Illustrator Michaela Goade became the first Native American to win the prestigious Randolph Caldecott Medal for best children’s picture story, cited for “We Are Water Protectors,” a celebration of nature and condemnation of the “black snake” Dakota Access Pipeline.
“It is very encouraging to read the directive from President Biden in reference to E.O. 13175,” said Joseph McNeil, Jr., Standing Rock Sioux Tribal member and former Tribal Council member. “It reignites the effort started more than 20 years ago and we hope to see some real changes when consulting with tribes.”
On January 24, 2021, The New York Times published an opinion piece by Jodi Archambault, Hunkpapa and Oglala Lakota, about the harrowing effect that Coronavirus has taken on Native communities.

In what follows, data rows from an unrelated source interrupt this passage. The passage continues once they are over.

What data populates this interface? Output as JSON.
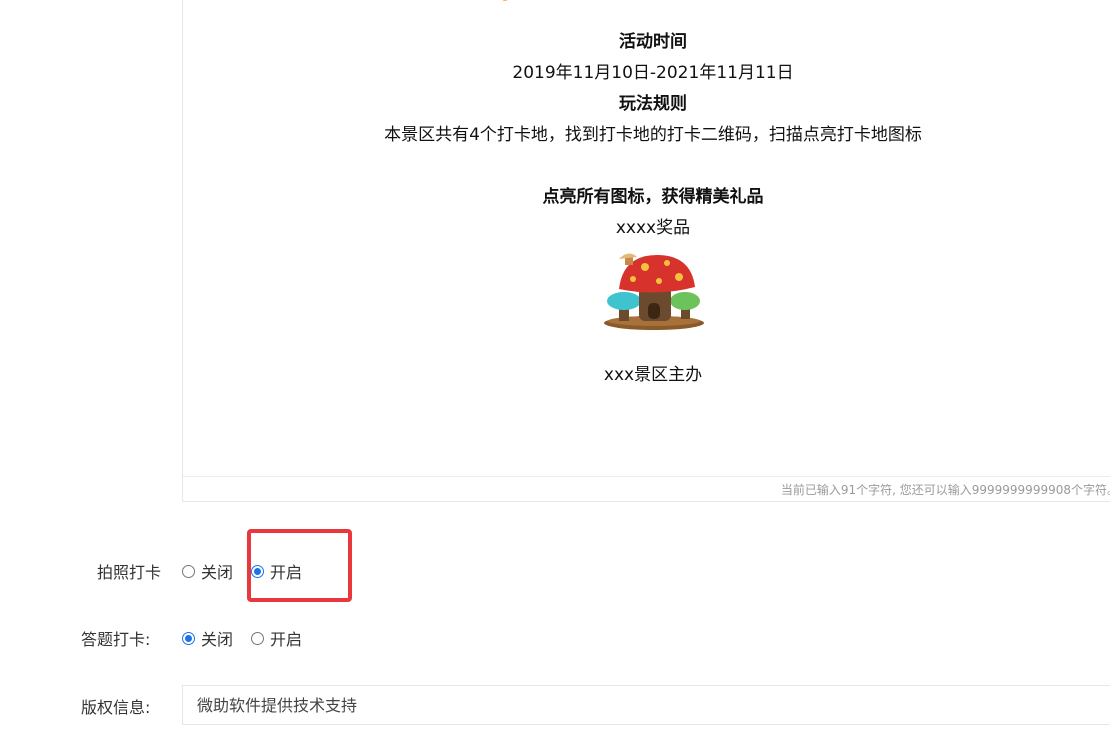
{
  "editor": {
    "title_activity_time": "活动时间",
    "activity_time": "2019年11月10日-2021年11月11日",
    "title_rules": "玩法规则",
    "rules": "本景区共有4个打卡地，找到打卡地的打卡二维码，扫描点亮打卡地图标",
    "title_prize": "点亮所有图标，获得精美礼品",
    "prize": "xxxx奖品",
    "image_icon": "mushroom-house-icon",
    "organizer": "xxx景区主办",
    "counter": "当前已输入91个字符, 您还可以输入9999999999908个字符。"
  },
  "photo_checkin": {
    "label": "拍照打卡",
    "option_off": "关闭",
    "option_on": "开启",
    "selected": "开启"
  },
  "quiz_checkin": {
    "label": "答题打卡:",
    "option_off": "关闭",
    "option_on": "开启",
    "selected": "关闭"
  },
  "copyright": {
    "label": "版权信息:",
    "value": "微助软件提供技术支持"
  },
  "colors": {
    "accent": "#1a73e8",
    "highlight": "#e8373d"
  }
}
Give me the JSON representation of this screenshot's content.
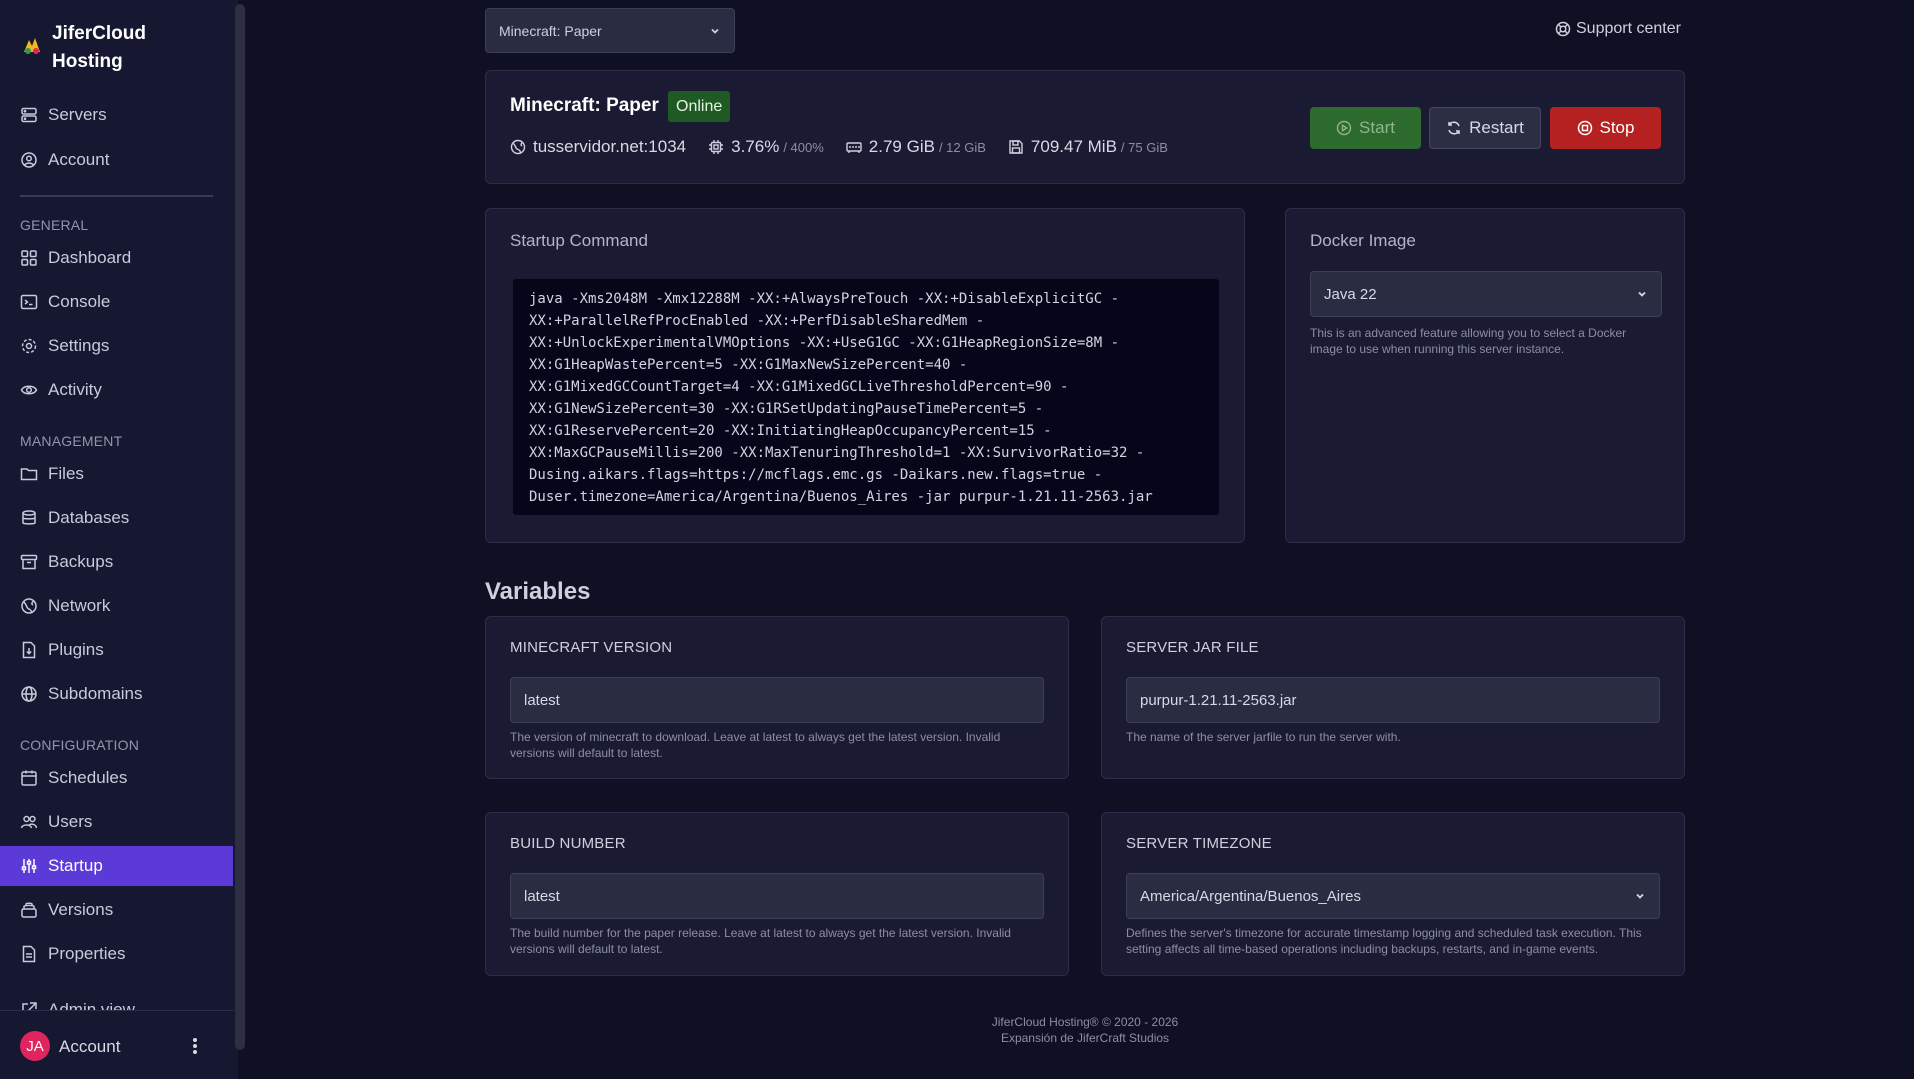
{
  "brand": {
    "name": "JiferCloud Hosting"
  },
  "nav_top": [
    {
      "label": "Servers",
      "icon": "servers-icon"
    },
    {
      "label": "Account",
      "icon": "account-icon"
    }
  ],
  "sections": {
    "general": "GENERAL",
    "management": "MANAGEMENT",
    "configuration": "CONFIGURATION"
  },
  "nav_general": [
    {
      "label": "Dashboard"
    },
    {
      "label": "Console"
    },
    {
      "label": "Settings"
    },
    {
      "label": "Activity"
    }
  ],
  "nav_management": [
    {
      "label": "Files"
    },
    {
      "label": "Databases"
    },
    {
      "label": "Backups"
    },
    {
      "label": "Network"
    },
    {
      "label": "Plugins"
    },
    {
      "label": "Subdomains"
    }
  ],
  "nav_configuration": [
    {
      "label": "Schedules"
    },
    {
      "label": "Users"
    },
    {
      "label": "Startup",
      "active": true
    },
    {
      "label": "Versions"
    },
    {
      "label": "Properties"
    }
  ],
  "nav_admin": {
    "label": "Admin view"
  },
  "sidebar_footer": {
    "initials": "JA",
    "label": "Account"
  },
  "server_select": {
    "value": "Minecraft: Paper"
  },
  "support": {
    "label": "Support center"
  },
  "server": {
    "title": "Minecraft: Paper",
    "status": "Online",
    "address": "tusservidor.net:1034",
    "cpu": "3.76%",
    "cpu_limit": "/ 400%",
    "memory": "2.79 GiB",
    "memory_limit": "/ 12 GiB",
    "disk": "709.47 MiB",
    "disk_limit": "/ 75 GiB",
    "start_label": "Start",
    "restart_label": "Restart",
    "stop_label": "Stop"
  },
  "startup": {
    "title": "Startup Command",
    "command": "java -Xms2048M -Xmx12288M -XX:+AlwaysPreTouch -XX:+DisableExplicitGC -\nXX:+ParallelRefProcEnabled -XX:+PerfDisableSharedMem -\nXX:+UnlockExperimentalVMOptions -XX:+UseG1GC -XX:G1HeapRegionSize=8M -\nXX:G1HeapWastePercent=5 -XX:G1MaxNewSizePercent=40 -\nXX:G1MixedGCCountTarget=4 -XX:G1MixedGCLiveThresholdPercent=90 -\nXX:G1NewSizePercent=30 -XX:G1RSetUpdatingPauseTimePercent=5 -\nXX:G1ReservePercent=20 -XX:InitiatingHeapOccupancyPercent=15 -\nXX:MaxGCPauseMillis=200 -XX:MaxTenuringThreshold=1 -XX:SurvivorRatio=32 -\nDusing.aikars.flags=https://mcflags.emc.gs -Daikars.new.flags=true -\nDuser.timezone=America/Argentina/Buenos_Aires -jar purpur-1.21.11-2563.jar"
  },
  "docker": {
    "title": "Docker Image",
    "value": "Java 22",
    "help": "This is an advanced feature allowing you to select a Docker image to use when running this server instance."
  },
  "variables": {
    "title": "Variables",
    "items": [
      {
        "label": "MINECRAFT VERSION",
        "value": "latest",
        "help": "The version of minecraft to download. Leave at latest to always get the latest version. Invalid versions will default to latest."
      },
      {
        "label": "SERVER JAR FILE",
        "value": "purpur-1.21.11-2563.jar",
        "help": "The name of the server jarfile to run the server with."
      },
      {
        "label": "BUILD NUMBER",
        "value": "latest",
        "help": "The build number for the paper release. Leave at latest to always get the latest version. Invalid versions will default to latest."
      },
      {
        "label": "SERVER TIMEZONE",
        "value": "America/Argentina/Buenos_Aires",
        "help": "Defines the server's timezone for accurate timestamp logging and scheduled task execution. This setting affects all time-based operations including backups, restarts, and in-game events."
      }
    ]
  },
  "footer": {
    "line1": "JiferCloud Hosting® © 2020 - 2026",
    "line2": "Expansión de JiferCraft Studios"
  },
  "colors": {
    "accent": "#5b3ad8",
    "online": "#1f5a24",
    "start": "#2d6a2d",
    "stop": "#b52020"
  }
}
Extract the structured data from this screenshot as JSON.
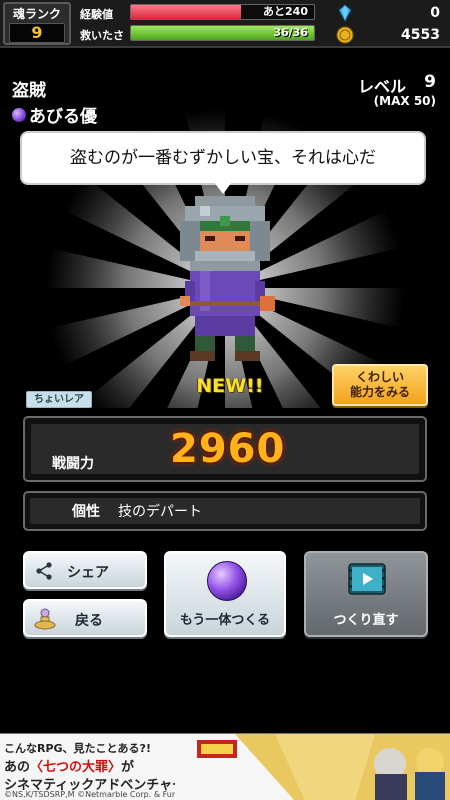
{
  "topbar": {
    "soul_rank_label": "魂ランク",
    "soul_rank_value": "9",
    "exp_label": "経験値",
    "exp_remaining": "あと240",
    "exp_fill_fraction": 0.6,
    "rescue_label": "救いたさ",
    "rescue_value": "36/36",
    "rescue_fill_fraction": 1.0,
    "gems": "0",
    "coins": "4553"
  },
  "character": {
    "class_name": "盗賊",
    "creator": "あびる優",
    "level_label": "レベル",
    "level": "9",
    "level_max": "(MAX 50)",
    "quote": "盗むのが一番むずかしい宝、それは心だ",
    "new_label": "NEW!!",
    "rarity": "ちょいレア",
    "power_label": "戦闘力",
    "power": "2960",
    "trait_label": "個性",
    "trait": "技のデパート"
  },
  "buttons": {
    "detail_line1": "くわしい",
    "detail_line2": "能力をみる",
    "share": "シェア",
    "back": "戻る",
    "make_another": "もう一体つくる",
    "remake": "つくり直す"
  },
  "banner": {
    "line1": "こんなRPG、見たことある?!",
    "line2_prefix": "あの",
    "line2_title": "〈七つの大罪〉",
    "line2_suffix": "が",
    "line3": "シネマティックアドベンチャーRPGで登場!",
    "copyright": "©NS,K/TSDSRP,M ©Netmarble Corp. & Funnypaw Co., Ltd."
  },
  "colors": {
    "exp_bar": "#e8485a",
    "rescue_bar": "#6ac92a",
    "power_text": "#ffb21a",
    "new_text": "#f7e12e"
  }
}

The opinion piece focuses on the threat that the pandemic – and its death toll – poses to the progress that Standing Rock has made toward the revitalization of Lakota and Dakota languages.
Ms. Archambault writes that “as Covid-19 takes a fearsome toll on our people, it also threatens the progress we have made to save our languages. The average age of our speakers — our treasured elders who have the greatest knowledge and depth of the language — is 70. They are also those who are at most risk of dying from Covid-19.”
On January 20, 2021, The New York Times reported on President Biden’s cancellation of the Keystone XL Pipeline permit: a decision that is both long-awaited and significant for Native Americans.
Faith Spotted Eagle, an elder in the Yankton Sioux Tribe of South Dakota, is quoted saying “I’m gratified that our treaty rights have been honored. This is a vindication.”
President Biden’s decision was met with criticism from Canadian officials who claim that cancellation of Keystone XL will severely affect Canada’s economy. The pipeline would have carried crude oil from Canada to Nebraska to refineries on the Gulf of Mexico.
For many Indigenous lawmakers, January brought the opportunity to be sworn into office. Across various Capitol buildings (and of course in some living rooms through video conferencing), Indigenous officials took an oath of office, promising to do their job to the best of their ability – and many chose to do so while wearing traditional clothing.